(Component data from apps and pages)
=== Section Start ===

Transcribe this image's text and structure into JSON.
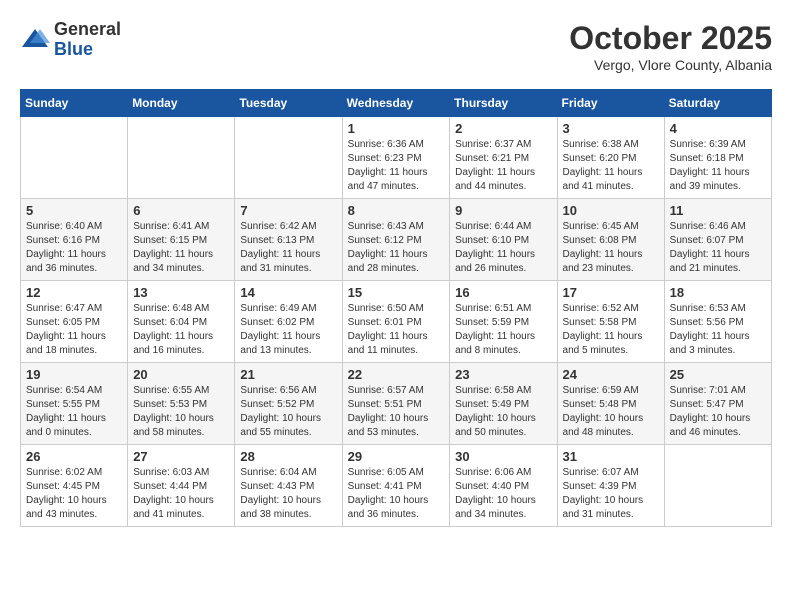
{
  "logo": {
    "general": "General",
    "blue": "Blue"
  },
  "title": {
    "month": "October 2025",
    "location": "Vergo, Vlore County, Albania"
  },
  "days_of_week": [
    "Sunday",
    "Monday",
    "Tuesday",
    "Wednesday",
    "Thursday",
    "Friday",
    "Saturday"
  ],
  "weeks": [
    [
      {
        "day": "",
        "info": ""
      },
      {
        "day": "",
        "info": ""
      },
      {
        "day": "",
        "info": ""
      },
      {
        "day": "1",
        "info": "Sunrise: 6:36 AM\nSunset: 6:23 PM\nDaylight: 11 hours and 47 minutes."
      },
      {
        "day": "2",
        "info": "Sunrise: 6:37 AM\nSunset: 6:21 PM\nDaylight: 11 hours and 44 minutes."
      },
      {
        "day": "3",
        "info": "Sunrise: 6:38 AM\nSunset: 6:20 PM\nDaylight: 11 hours and 41 minutes."
      },
      {
        "day": "4",
        "info": "Sunrise: 6:39 AM\nSunset: 6:18 PM\nDaylight: 11 hours and 39 minutes."
      }
    ],
    [
      {
        "day": "5",
        "info": "Sunrise: 6:40 AM\nSunset: 6:16 PM\nDaylight: 11 hours and 36 minutes."
      },
      {
        "day": "6",
        "info": "Sunrise: 6:41 AM\nSunset: 6:15 PM\nDaylight: 11 hours and 34 minutes."
      },
      {
        "day": "7",
        "info": "Sunrise: 6:42 AM\nSunset: 6:13 PM\nDaylight: 11 hours and 31 minutes."
      },
      {
        "day": "8",
        "info": "Sunrise: 6:43 AM\nSunset: 6:12 PM\nDaylight: 11 hours and 28 minutes."
      },
      {
        "day": "9",
        "info": "Sunrise: 6:44 AM\nSunset: 6:10 PM\nDaylight: 11 hours and 26 minutes."
      },
      {
        "day": "10",
        "info": "Sunrise: 6:45 AM\nSunset: 6:08 PM\nDaylight: 11 hours and 23 minutes."
      },
      {
        "day": "11",
        "info": "Sunrise: 6:46 AM\nSunset: 6:07 PM\nDaylight: 11 hours and 21 minutes."
      }
    ],
    [
      {
        "day": "12",
        "info": "Sunrise: 6:47 AM\nSunset: 6:05 PM\nDaylight: 11 hours and 18 minutes."
      },
      {
        "day": "13",
        "info": "Sunrise: 6:48 AM\nSunset: 6:04 PM\nDaylight: 11 hours and 16 minutes."
      },
      {
        "day": "14",
        "info": "Sunrise: 6:49 AM\nSunset: 6:02 PM\nDaylight: 11 hours and 13 minutes."
      },
      {
        "day": "15",
        "info": "Sunrise: 6:50 AM\nSunset: 6:01 PM\nDaylight: 11 hours and 11 minutes."
      },
      {
        "day": "16",
        "info": "Sunrise: 6:51 AM\nSunset: 5:59 PM\nDaylight: 11 hours and 8 minutes."
      },
      {
        "day": "17",
        "info": "Sunrise: 6:52 AM\nSunset: 5:58 PM\nDaylight: 11 hours and 5 minutes."
      },
      {
        "day": "18",
        "info": "Sunrise: 6:53 AM\nSunset: 5:56 PM\nDaylight: 11 hours and 3 minutes."
      }
    ],
    [
      {
        "day": "19",
        "info": "Sunrise: 6:54 AM\nSunset: 5:55 PM\nDaylight: 11 hours and 0 minutes."
      },
      {
        "day": "20",
        "info": "Sunrise: 6:55 AM\nSunset: 5:53 PM\nDaylight: 10 hours and 58 minutes."
      },
      {
        "day": "21",
        "info": "Sunrise: 6:56 AM\nSunset: 5:52 PM\nDaylight: 10 hours and 55 minutes."
      },
      {
        "day": "22",
        "info": "Sunrise: 6:57 AM\nSunset: 5:51 PM\nDaylight: 10 hours and 53 minutes."
      },
      {
        "day": "23",
        "info": "Sunrise: 6:58 AM\nSunset: 5:49 PM\nDaylight: 10 hours and 50 minutes."
      },
      {
        "day": "24",
        "info": "Sunrise: 6:59 AM\nSunset: 5:48 PM\nDaylight: 10 hours and 48 minutes."
      },
      {
        "day": "25",
        "info": "Sunrise: 7:01 AM\nSunset: 5:47 PM\nDaylight: 10 hours and 46 minutes."
      }
    ],
    [
      {
        "day": "26",
        "info": "Sunrise: 6:02 AM\nSunset: 4:45 PM\nDaylight: 10 hours and 43 minutes."
      },
      {
        "day": "27",
        "info": "Sunrise: 6:03 AM\nSunset: 4:44 PM\nDaylight: 10 hours and 41 minutes."
      },
      {
        "day": "28",
        "info": "Sunrise: 6:04 AM\nSunset: 4:43 PM\nDaylight: 10 hours and 38 minutes."
      },
      {
        "day": "29",
        "info": "Sunrise: 6:05 AM\nSunset: 4:41 PM\nDaylight: 10 hours and 36 minutes."
      },
      {
        "day": "30",
        "info": "Sunrise: 6:06 AM\nSunset: 4:40 PM\nDaylight: 10 hours and 34 minutes."
      },
      {
        "day": "31",
        "info": "Sunrise: 6:07 AM\nSunset: 4:39 PM\nDaylight: 10 hours and 31 minutes."
      },
      {
        "day": "",
        "info": ""
      }
    ]
  ]
}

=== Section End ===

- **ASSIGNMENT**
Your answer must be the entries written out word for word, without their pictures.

- **EXPECTED OUTPUT**
Transcribe this image's text and structure into JSON.
{
  "logo": {
    "general": "General",
    "blue": "Blue"
  },
  "title": {
    "month": "October 2025",
    "location": "Vergo, Vlore County, Albania"
  },
  "days_of_week": [
    "Sunday",
    "Monday",
    "Tuesday",
    "Wednesday",
    "Thursday",
    "Friday",
    "Saturday"
  ],
  "weeks": [
    [
      {
        "day": "",
        "info": ""
      },
      {
        "day": "",
        "info": ""
      },
      {
        "day": "",
        "info": ""
      },
      {
        "day": "1",
        "info": "Sunrise: 6:36 AM\nSunset: 6:23 PM\nDaylight: 11 hours and 47 minutes."
      },
      {
        "day": "2",
        "info": "Sunrise: 6:37 AM\nSunset: 6:21 PM\nDaylight: 11 hours and 44 minutes."
      },
      {
        "day": "3",
        "info": "Sunrise: 6:38 AM\nSunset: 6:20 PM\nDaylight: 11 hours and 41 minutes."
      },
      {
        "day": "4",
        "info": "Sunrise: 6:39 AM\nSunset: 6:18 PM\nDaylight: 11 hours and 39 minutes."
      }
    ],
    [
      {
        "day": "5",
        "info": "Sunrise: 6:40 AM\nSunset: 6:16 PM\nDaylight: 11 hours and 36 minutes."
      },
      {
        "day": "6",
        "info": "Sunrise: 6:41 AM\nSunset: 6:15 PM\nDaylight: 11 hours and 34 minutes."
      },
      {
        "day": "7",
        "info": "Sunrise: 6:42 AM\nSunset: 6:13 PM\nDaylight: 11 hours and 31 minutes."
      },
      {
        "day": "8",
        "info": "Sunrise: 6:43 AM\nSunset: 6:12 PM\nDaylight: 11 hours and 28 minutes."
      },
      {
        "day": "9",
        "info": "Sunrise: 6:44 AM\nSunset: 6:10 PM\nDaylight: 11 hours and 26 minutes."
      },
      {
        "day": "10",
        "info": "Sunrise: 6:45 AM\nSunset: 6:08 PM\nDaylight: 11 hours and 23 minutes."
      },
      {
        "day": "11",
        "info": "Sunrise: 6:46 AM\nSunset: 6:07 PM\nDaylight: 11 hours and 21 minutes."
      }
    ],
    [
      {
        "day": "12",
        "info": "Sunrise: 6:47 AM\nSunset: 6:05 PM\nDaylight: 11 hours and 18 minutes."
      },
      {
        "day": "13",
        "info": "Sunrise: 6:48 AM\nSunset: 6:04 PM\nDaylight: 11 hours and 16 minutes."
      },
      {
        "day": "14",
        "info": "Sunrise: 6:49 AM\nSunset: 6:02 PM\nDaylight: 11 hours and 13 minutes."
      },
      {
        "day": "15",
        "info": "Sunrise: 6:50 AM\nSunset: 6:01 PM\nDaylight: 11 hours and 11 minutes."
      },
      {
        "day": "16",
        "info": "Sunrise: 6:51 AM\nSunset: 5:59 PM\nDaylight: 11 hours and 8 minutes."
      },
      {
        "day": "17",
        "info": "Sunrise: 6:52 AM\nSunset: 5:58 PM\nDaylight: 11 hours and 5 minutes."
      },
      {
        "day": "18",
        "info": "Sunrise: 6:53 AM\nSunset: 5:56 PM\nDaylight: 11 hours and 3 minutes."
      }
    ],
    [
      {
        "day": "19",
        "info": "Sunrise: 6:54 AM\nSunset: 5:55 PM\nDaylight: 11 hours and 0 minutes."
      },
      {
        "day": "20",
        "info": "Sunrise: 6:55 AM\nSunset: 5:53 PM\nDaylight: 10 hours and 58 minutes."
      },
      {
        "day": "21",
        "info": "Sunrise: 6:56 AM\nSunset: 5:52 PM\nDaylight: 10 hours and 55 minutes."
      },
      {
        "day": "22",
        "info": "Sunrise: 6:57 AM\nSunset: 5:51 PM\nDaylight: 10 hours and 53 minutes."
      },
      {
        "day": "23",
        "info": "Sunrise: 6:58 AM\nSunset: 5:49 PM\nDaylight: 10 hours and 50 minutes."
      },
      {
        "day": "24",
        "info": "Sunrise: 6:59 AM\nSunset: 5:48 PM\nDaylight: 10 hours and 48 minutes."
      },
      {
        "day": "25",
        "info": "Sunrise: 7:01 AM\nSunset: 5:47 PM\nDaylight: 10 hours and 46 minutes."
      }
    ],
    [
      {
        "day": "26",
        "info": "Sunrise: 6:02 AM\nSunset: 4:45 PM\nDaylight: 10 hours and 43 minutes."
      },
      {
        "day": "27",
        "info": "Sunrise: 6:03 AM\nSunset: 4:44 PM\nDaylight: 10 hours and 41 minutes."
      },
      {
        "day": "28",
        "info": "Sunrise: 6:04 AM\nSunset: 4:43 PM\nDaylight: 10 hours and 38 minutes."
      },
      {
        "day": "29",
        "info": "Sunrise: 6:05 AM\nSunset: 4:41 PM\nDaylight: 10 hours and 36 minutes."
      },
      {
        "day": "30",
        "info": "Sunrise: 6:06 AM\nSunset: 4:40 PM\nDaylight: 10 hours and 34 minutes."
      },
      {
        "day": "31",
        "info": "Sunrise: 6:07 AM\nSunset: 4:39 PM\nDaylight: 10 hours and 31 minutes."
      },
      {
        "day": "",
        "info": ""
      }
    ]
  ]
}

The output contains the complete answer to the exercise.